‘Incoherence, inconsistency, opacity’: Report reveals UK blunders in Iraq and Afghanistan

‘Incoherence, inconsistency, opacity’: Report reveals UK blunders in Iraq and Afghanistan
A new report by one of the world’s most authoritative think tanks shows the foolhardiness and indecision that plagued UK civilian and military leaders, as they plunged the country into the Afghanistan conflict, and most disastrously entered Iraq.

“Britain seems to have suffered a wider failure of the government system, with politicians, senior military officers and civil servants all playing their part,” wrote James de Waal for Chatham House, in a report examining British political-military relations between 2001 and 2010, through the conflicts in Afghanistan and Iraq.

Basing data on formal inquiries done by the government itself, de Waal concludes that while Prime Ministers Tony Blair and Gordon Brown may have had “good intentions,” there were no clear lines of divisions of responsibility between politicians and generals. In the end any policy depended on “the right people” being in charge in a particular department, not any robust structure.

“There was no well-understood model for how ministers, senior military officers and civil servants should work together. All interpreted their roles in different ways, with effectiveness depending on the quality of individuals and the personal relationships between them,” claims de Waal.

In turn, all sides were more often worried about how their actions would play with the media, than with carrying out effective actions, as a “breakdown of trust” occurred between them.

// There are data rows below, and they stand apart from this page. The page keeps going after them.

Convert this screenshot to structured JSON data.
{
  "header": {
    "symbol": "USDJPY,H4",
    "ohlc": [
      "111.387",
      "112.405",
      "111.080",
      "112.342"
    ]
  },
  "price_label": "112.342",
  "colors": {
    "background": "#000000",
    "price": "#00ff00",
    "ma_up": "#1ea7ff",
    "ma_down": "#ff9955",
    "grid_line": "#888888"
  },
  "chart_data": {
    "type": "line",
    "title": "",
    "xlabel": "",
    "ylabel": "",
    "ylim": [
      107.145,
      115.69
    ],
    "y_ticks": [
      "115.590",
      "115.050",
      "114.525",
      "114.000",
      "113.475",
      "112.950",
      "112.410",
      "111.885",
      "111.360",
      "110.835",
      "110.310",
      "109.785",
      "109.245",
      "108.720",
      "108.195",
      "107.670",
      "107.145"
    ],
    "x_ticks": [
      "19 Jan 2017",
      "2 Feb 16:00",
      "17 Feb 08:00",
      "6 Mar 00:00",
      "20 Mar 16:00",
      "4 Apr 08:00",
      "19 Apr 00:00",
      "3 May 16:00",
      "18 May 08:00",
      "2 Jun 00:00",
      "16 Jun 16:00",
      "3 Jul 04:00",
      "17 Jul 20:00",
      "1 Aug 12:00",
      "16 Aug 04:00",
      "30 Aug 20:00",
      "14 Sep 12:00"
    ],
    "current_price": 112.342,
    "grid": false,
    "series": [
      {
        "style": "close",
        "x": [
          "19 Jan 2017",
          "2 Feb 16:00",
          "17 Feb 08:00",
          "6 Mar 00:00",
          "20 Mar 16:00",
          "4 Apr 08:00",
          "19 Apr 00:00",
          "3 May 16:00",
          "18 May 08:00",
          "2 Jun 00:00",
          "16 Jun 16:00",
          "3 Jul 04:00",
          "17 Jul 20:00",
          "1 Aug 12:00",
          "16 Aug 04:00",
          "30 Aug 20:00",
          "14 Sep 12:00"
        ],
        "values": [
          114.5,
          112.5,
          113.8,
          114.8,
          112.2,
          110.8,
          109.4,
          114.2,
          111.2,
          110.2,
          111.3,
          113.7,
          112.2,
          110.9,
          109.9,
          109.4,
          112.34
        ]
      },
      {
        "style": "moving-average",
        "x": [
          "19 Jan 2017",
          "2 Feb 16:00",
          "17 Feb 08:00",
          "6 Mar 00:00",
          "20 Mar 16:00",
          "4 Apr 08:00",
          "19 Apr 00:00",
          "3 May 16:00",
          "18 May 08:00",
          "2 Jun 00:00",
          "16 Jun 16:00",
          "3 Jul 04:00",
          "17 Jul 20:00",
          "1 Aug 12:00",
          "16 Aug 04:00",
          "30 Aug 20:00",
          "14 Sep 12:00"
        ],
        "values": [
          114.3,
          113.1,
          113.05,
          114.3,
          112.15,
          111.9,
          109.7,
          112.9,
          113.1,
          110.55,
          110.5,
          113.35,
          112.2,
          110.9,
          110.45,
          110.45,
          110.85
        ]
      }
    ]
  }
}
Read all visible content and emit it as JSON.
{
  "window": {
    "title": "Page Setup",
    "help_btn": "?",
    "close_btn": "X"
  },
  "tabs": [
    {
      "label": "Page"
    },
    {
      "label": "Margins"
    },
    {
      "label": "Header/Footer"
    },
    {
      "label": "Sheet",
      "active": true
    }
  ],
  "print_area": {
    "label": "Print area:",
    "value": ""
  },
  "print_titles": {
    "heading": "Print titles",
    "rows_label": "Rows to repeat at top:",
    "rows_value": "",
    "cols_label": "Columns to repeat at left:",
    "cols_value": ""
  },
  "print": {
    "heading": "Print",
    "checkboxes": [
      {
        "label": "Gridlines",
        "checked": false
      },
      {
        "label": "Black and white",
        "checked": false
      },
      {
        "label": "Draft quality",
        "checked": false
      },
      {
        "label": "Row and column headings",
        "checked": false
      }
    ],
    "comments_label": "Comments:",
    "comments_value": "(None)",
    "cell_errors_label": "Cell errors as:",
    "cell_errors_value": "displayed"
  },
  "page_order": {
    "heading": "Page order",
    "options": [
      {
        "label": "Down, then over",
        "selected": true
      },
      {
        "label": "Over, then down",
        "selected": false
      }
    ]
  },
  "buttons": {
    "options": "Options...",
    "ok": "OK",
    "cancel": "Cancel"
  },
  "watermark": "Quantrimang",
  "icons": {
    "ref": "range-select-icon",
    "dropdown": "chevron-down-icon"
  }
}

“Politicians and civil servants did not wish to be accused of interfering with military planning, and so did little to ensure that military action supported political aims. They were also apprehensive of the close relationship between the armed forces and the media, and were therefore reluctant to challenge military opinion,” writes the author.

British Prime Minister Tony Blair meets troops as he arrives in Basra for a visit to British soldiers in Iraq 04 January 2004.(AFP Photo / Stephan Rousseau)

“For their part, some senior officers showed little appreciation of the political impact of military action.”

The “ad hoc” policy was in evidence from before the invasion in 2003, when the author says politicians rejected expert advice and thin evidence of Saddam Hussein’s  weapons of mass destruction, because they feared a backlash from the patriotic newspapers (who trumpeted the easy victory of the first Gulf War) and the “lobbying” army chiefs.

“Britain decided to make a ground force contribution to the invasion of Iraq, with implicit responsibility for post-war security in that country’s southern provinces, primarily because politicians feared they would have problems with the British army if it was left out, and that these problems would find their way into the media.”

On the other hand, military leaders apparently did not consult politicians when moving into the north of Helmand in Afghanistan in 2006, “radically changing” the nature of the war.

This was not a one-off.

“In 2009, Downing Street was not convinced of the military need to send reinforcements to Afghanistan, but agreed to do so because it wanted to prevent hostile press briefings by the military.”

Picture released by the British Defense Ministry shows soldiers from the RECCE and PATROLS Platoon, Fire Support Company of The 1st Battalion The Royal Welch Fusilers (1 RWF) mount heli borne Eagle VCP's (Vehicle Check Points) near the southern Iraqi City of Basra 02 July 2004.(AFP Photo / Mod)

In the end, 179 UK soldiers died in Iraq between 2003 and 2009, and thousands more were wounded. 446 have died in Afghanistan, where the UK still retains a force.

“Although in theory the British model could be flexible and fast-acting, it brought incoherence, inconsistency and opacity,” sums up the report. “Instead, the government should make its decision-making process on the use of force subject to a formal code, approved by parliament.”